The Appellate Division affirmed the trial court orders compelling NJSPCA to comply with OPRA and awarding plaintiff counsel fees. “Because the NJSPCA is a public agency that receives public funds and performs a traditional government function, we conclude that it is subject to OPRA, and must comply with requests made under the Act,” the court held.
The court first determined that the NJSPCA is a public agency for purposes of OPRA’s disclosure requirements. “The NJSPCA was created by the Legislature and is controlled by the State…. In addition, the NJSPCA performs a government function by assisting state and local governments with the investigation of animal cruelty and enforcement of animal cruelty laws throughout the State,” the court said. “The NJSPCA clearly meets the definition of a public agency under OPRA.”
The Appellate Division next turned to the NJSPCA’s contention that it should not be subject to OPRA because it is not a recipient of public funding. The court rejected the argument, explaining:
While it is true that there is no “line item” in the state budget for the NJSPCA, and it does not receive tax dollars directly, it collects the fines and penalties assessed on violators of animal cruelty laws. N.J.S.A. 4:22-55. The organization also may collect funds by seizing and auctioning animals and vehicles, N.J.S.A. 4:22-53, and by serving as a receiver for animal shelters with animal cruelty violations.
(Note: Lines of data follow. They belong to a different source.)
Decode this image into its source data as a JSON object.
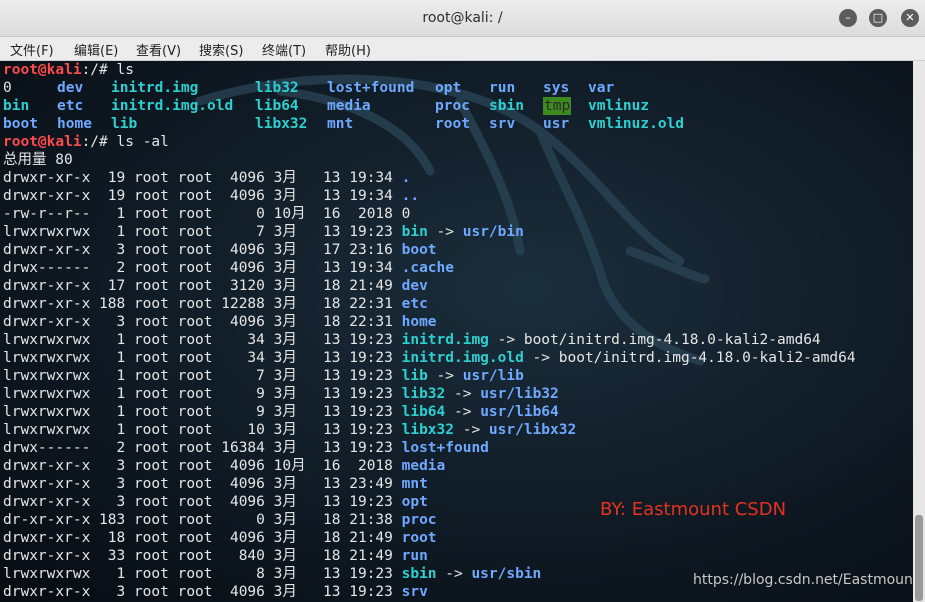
{
  "window": {
    "title": "root@kali: /"
  },
  "menu": [
    "文件(F)",
    "编辑(E)",
    "查看(V)",
    "搜索(S)",
    "终端(T)",
    "帮助(H)"
  ],
  "prompt": {
    "user_host": "root@kali",
    "path": ":/# "
  },
  "commands": {
    "ls": "ls",
    "ls_al": "ls -al"
  },
  "ls_output": [
    [
      "0",
      "dev",
      "initrd.img",
      "lib32",
      "lost+found",
      "opt",
      "run",
      "sys",
      "var"
    ],
    [
      "bin",
      "etc",
      "initrd.img.old",
      "lib64",
      "media",
      "proc",
      "sbin",
      "tmp",
      "vmlinuz"
    ],
    [
      "boot",
      "home",
      "lib",
      "",
      "libx32",
      "mnt",
      "",
      "root",
      "srv",
      "usr",
      "vmlinuz.old"
    ]
  ],
  "total_line": "总用量 80",
  "listing": [
    {
      "meta": "drwxr-xr-x  19 root root  4096 3月   13 19:34 ",
      "name": ".",
      "target": ""
    },
    {
      "meta": "drwxr-xr-x  19 root root  4096 3月   13 19:34 ",
      "name": "..",
      "target": ""
    },
    {
      "meta": "-rw-r--r--   1 root root     0 10月  16  2018 ",
      "name": "0",
      "target": ""
    },
    {
      "meta": "lrwxrwxrwx   1 root root     7 3月   13 19:23 ",
      "name": "bin",
      "target": "usr/bin"
    },
    {
      "meta": "drwxr-xr-x   3 root root  4096 3月   17 23:16 ",
      "name": "boot",
      "target": ""
    },
    {
      "meta": "drwx------   2 root root  4096 3月   13 19:34 ",
      "name": ".cache",
      "target": ""
    },
    {
      "meta": "drwxr-xr-x  17 root root  3120 3月   18 21:49 ",
      "name": "dev",
      "target": ""
    },
    {
      "meta": "drwxr-xr-x 188 root root 12288 3月   18 22:31 ",
      "name": "etc",
      "target": ""
    },
    {
      "meta": "drwxr-xr-x   3 root root  4096 3月   18 22:31 ",
      "name": "home",
      "target": ""
    },
    {
      "meta": "lrwxrwxrwx   1 root root    34 3月   13 19:23 ",
      "name": "initrd.img",
      "target": "boot/initrd.img-4.18.0-kali2-amd64"
    },
    {
      "meta": "lrwxrwxrwx   1 root root    34 3月   13 19:23 ",
      "name": "initrd.img.old",
      "target": "boot/initrd.img-4.18.0-kali2-amd64"
    },
    {
      "meta": "lrwxrwxrwx   1 root root     7 3月   13 19:23 ",
      "name": "lib",
      "target": "usr/lib"
    },
    {
      "meta": "lrwxrwxrwx   1 root root     9 3月   13 19:23 ",
      "name": "lib32",
      "target": "usr/lib32"
    },
    {
      "meta": "lrwxrwxrwx   1 root root     9 3月   13 19:23 ",
      "name": "lib64",
      "target": "usr/lib64"
    },
    {
      "meta": "lrwxrwxrwx   1 root root    10 3月   13 19:23 ",
      "name": "libx32",
      "target": "usr/libx32"
    },
    {
      "meta": "drwx------   2 root root 16384 3月   13 19:23 ",
      "name": "lost+found",
      "target": ""
    },
    {
      "meta": "drwxr-xr-x   3 root root  4096 10月  16  2018 ",
      "name": "media",
      "target": ""
    },
    {
      "meta": "drwxr-xr-x   3 root root  4096 3月   13 23:49 ",
      "name": "mnt",
      "target": ""
    },
    {
      "meta": "drwxr-xr-x   3 root root  4096 3月   13 19:23 ",
      "name": "opt",
      "target": ""
    },
    {
      "meta": "dr-xr-xr-x 183 root root     0 3月   18 21:38 ",
      "name": "proc",
      "target": ""
    },
    {
      "meta": "drwxr-xr-x  18 root root  4096 3月   18 21:49 ",
      "name": "root",
      "target": ""
    },
    {
      "meta": "drwxr-xr-x  33 root root   840 3月   18 21:49 ",
      "name": "run",
      "target": ""
    },
    {
      "meta": "lrwxrwxrwx   1 root root     8 3月   13 19:23 ",
      "name": "sbin",
      "target": "usr/sbin"
    },
    {
      "meta": "drwxr-xr-x   3 root root  4096 3月   13 19:23 ",
      "name": "srv",
      "target": ""
    }
  ],
  "arrow": " -> ",
  "watermark": "BY:  Eastmount CSDN",
  "url_watermark": "https://blog.csdn.net/Eastmount",
  "icons": [
    "minimize-icon",
    "maximize-icon",
    "close-icon"
  ],
  "colors": {
    "dir": "#6fa8ff",
    "link": "#2cd0d0",
    "prompt": "#ff4b4b",
    "tmp_bg": "#3d8a1e"
  }
}
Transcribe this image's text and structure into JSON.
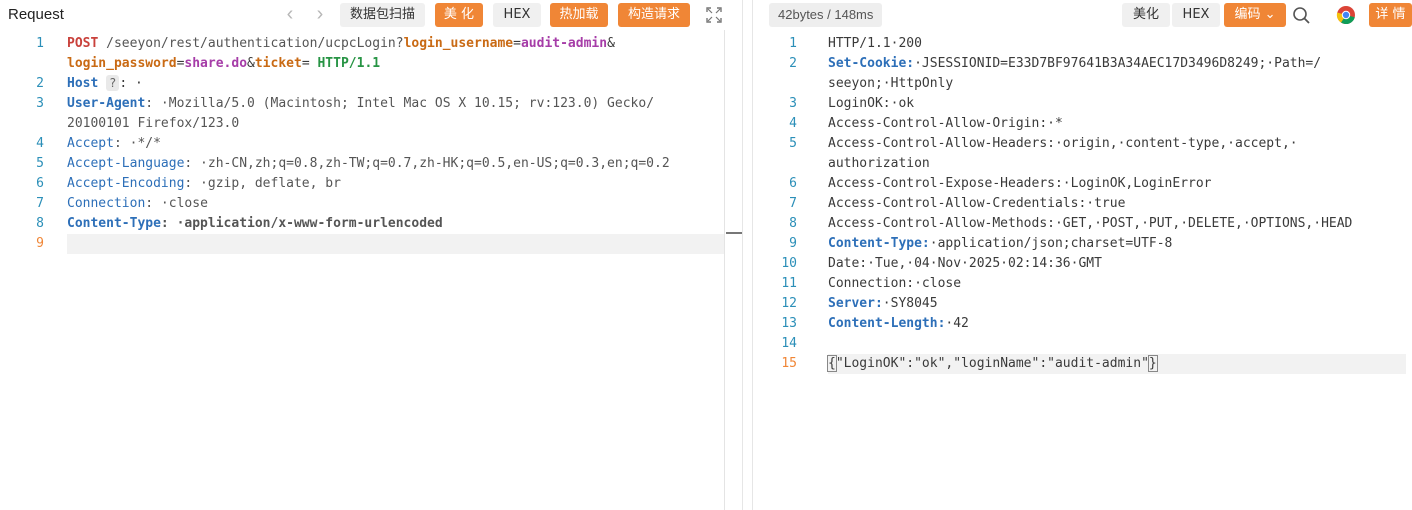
{
  "left": {
    "title": "Request",
    "buttons": {
      "scan": "数据包扫描",
      "beautify": "美 化",
      "hex": "HEX",
      "hot_load": "热加载",
      "build_request": "构造请求"
    },
    "lines": {
      "l1a_method": "POST",
      "l1a_path": " /seeyon/rest/authentication/ucpcLogin?",
      "l1a_p1": "login_username",
      "l1a_eq1": "=",
      "l1a_v1": "audit-admin",
      "l1a_amp": "&",
      "l1b_p2": "login_password",
      "l1b_eq2": "=",
      "l1b_v2": "share.do",
      "l1b_amp": "&",
      "l1b_p3": "ticket",
      "l1b_eq3": "= ",
      "l1b_proto": "HTTP/1.1",
      "l2_key": "Host",
      "l2_badge": "?",
      "l2_rest": ": ·",
      "l3a_key": "User-Agent",
      "l3a_val": ": ·Mozilla/5.0 (Macintosh; Intel Mac OS X 10.15; rv:123.0) Gecko/",
      "l3b_val": "20100101 Firefox/123.0",
      "l4_key": "Accept",
      "l4_val": ": ·*/*",
      "l5_key": "Accept-Language",
      "l5_val": ": ·zh-CN,zh;q=0.8,zh-TW;q=0.7,zh-HK;q=0.5,en-US;q=0.3,en;q=0.2",
      "l6_key": "Accept-Encoding",
      "l6_val": ": ·gzip, deflate, br",
      "l7_key": "Connection",
      "l7_val": ": ·close",
      "l8_key": "Content-Type",
      "l8_val": ": ·application/x-www-form-urlencoded"
    },
    "line_numbers": [
      "1",
      "2",
      "3",
      "4",
      "5",
      "6",
      "7",
      "8",
      "9"
    ]
  },
  "right": {
    "stats": "42bytes / 148ms",
    "buttons": {
      "beautify": "美化",
      "hex": "HEX",
      "encoding": "编码",
      "details": "详 情"
    },
    "lines": {
      "r1": "HTTP/1.1·200",
      "r2a_key": "Set-Cookie:",
      "r2a_val": "·JSESSIONID=E33D7BF97641B3A34AEC17D3496D8249;·Path=/",
      "r2b_val": "seeyon;·HttpOnly",
      "r3": "LoginOK:·ok",
      "r4": "Access-Control-Allow-Origin:·*",
      "r5a": "Access-Control-Allow-Headers:·origin,·content-type,·accept,·",
      "r5b": "authorization",
      "r6": "Access-Control-Expose-Headers:·LoginOK,LoginError",
      "r7": "Access-Control-Allow-Credentials:·true",
      "r8": "Access-Control-Allow-Methods:·GET,·POST,·PUT,·DELETE,·OPTIONS,·HEAD",
      "r9_key": "Content-Type:",
      "r9_val": "·application/json;charset=UTF-8",
      "r10": "Date:·Tue,·04·Nov·2025·02:14:36·GMT",
      "r11": "Connection:·close",
      "r12_key": "Server:",
      "r12_val": "·SY8045",
      "r13_key": "Content-Length:",
      "r13_val": "·42",
      "r15_open": "{",
      "r15_body": "\"LoginOK\":\"ok\",\"loginName\":\"audit-admin\"",
      "r15_close": "}"
    },
    "line_numbers": [
      "1",
      "2",
      "3",
      "4",
      "5",
      "6",
      "7",
      "8",
      "9",
      "10",
      "11",
      "12",
      "13",
      "14",
      "15"
    ]
  },
  "colors": {
    "accent_orange": "#f08636",
    "line_number": "#2b8fb8",
    "header_key": "#2d6fb8"
  }
}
N.J.S.A. 4:22-50.1. The Legislature, therefore, has provided a source of funding to the agency through the allocation of fines and penalties assessed on violators of animal cruelty laws.
While the Appellate Division held that OPRA currently applies to the NJSPCA, a new law that takes effect later this year may change the agency’s status. In the wake of allegations of mismanagement, New Jersey lawmakers passed legislation, which has been signed into law, removing the NJSPCA’s enforcement authority with respect to the state’s animal cruelty laws.
For more information about the court’s decision in Wronko v. New Jersey Society for the Prevention of Cruelty to Animals or the legal issues involved, we encourage you to contact a member of Scarinci Hollenbeck’s Government Law Group.